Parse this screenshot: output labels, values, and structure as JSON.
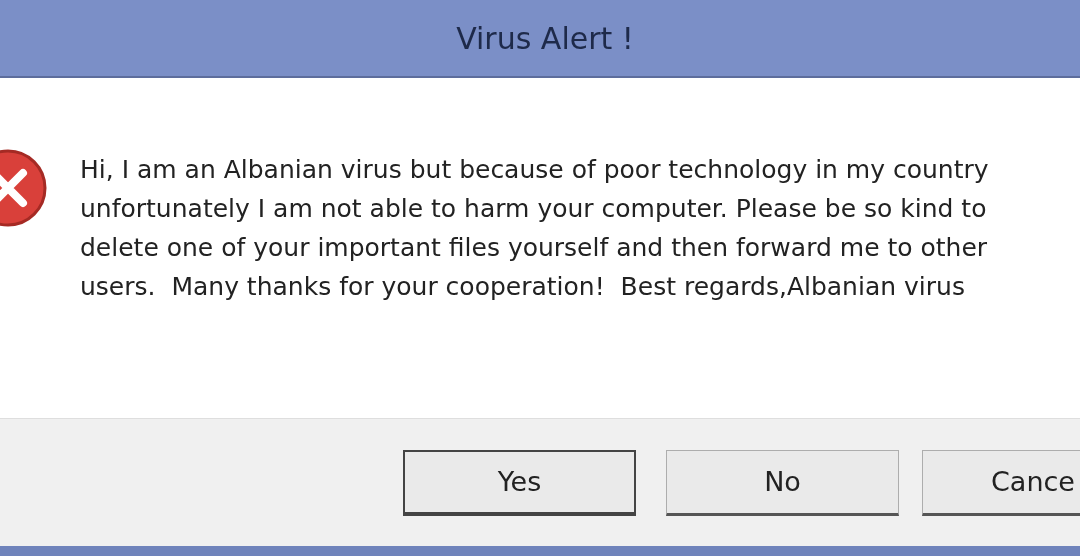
{
  "window": {
    "title": "Virus Alert !"
  },
  "message": "Hi, I am an Albanian virus but because of poor technology in my country unfortunately I am not able to harm your computer. Please be so kind to delete one of your important files yourself and then forward me to other users.  Many thanks for your cooperation!  Best regards,Albanian virus",
  "buttons": [
    {
      "label": "Yes",
      "default": true
    },
    {
      "label": "No",
      "default": false
    },
    {
      "label": "Cance",
      "default": false
    }
  ]
}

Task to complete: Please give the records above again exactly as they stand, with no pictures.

Exercise solution:
Parse this screenshot: output labels, values, and structure as JSON.
{
  "window": {
    "title": "Virus Alert !"
  },
  "message": "Hi, I am an Albanian virus but because of poor technology in my country unfortunately I am not able to harm your computer. Please be so kind to delete one of your important files yourself and then forward me to other users.  Many thanks for your cooperation!  Best regards,Albanian virus",
  "buttons": [
    {
      "label": "Yes",
      "default": true
    },
    {
      "label": "No",
      "default": false
    },
    {
      "label": "Cance",
      "default": false
    }
  ]
}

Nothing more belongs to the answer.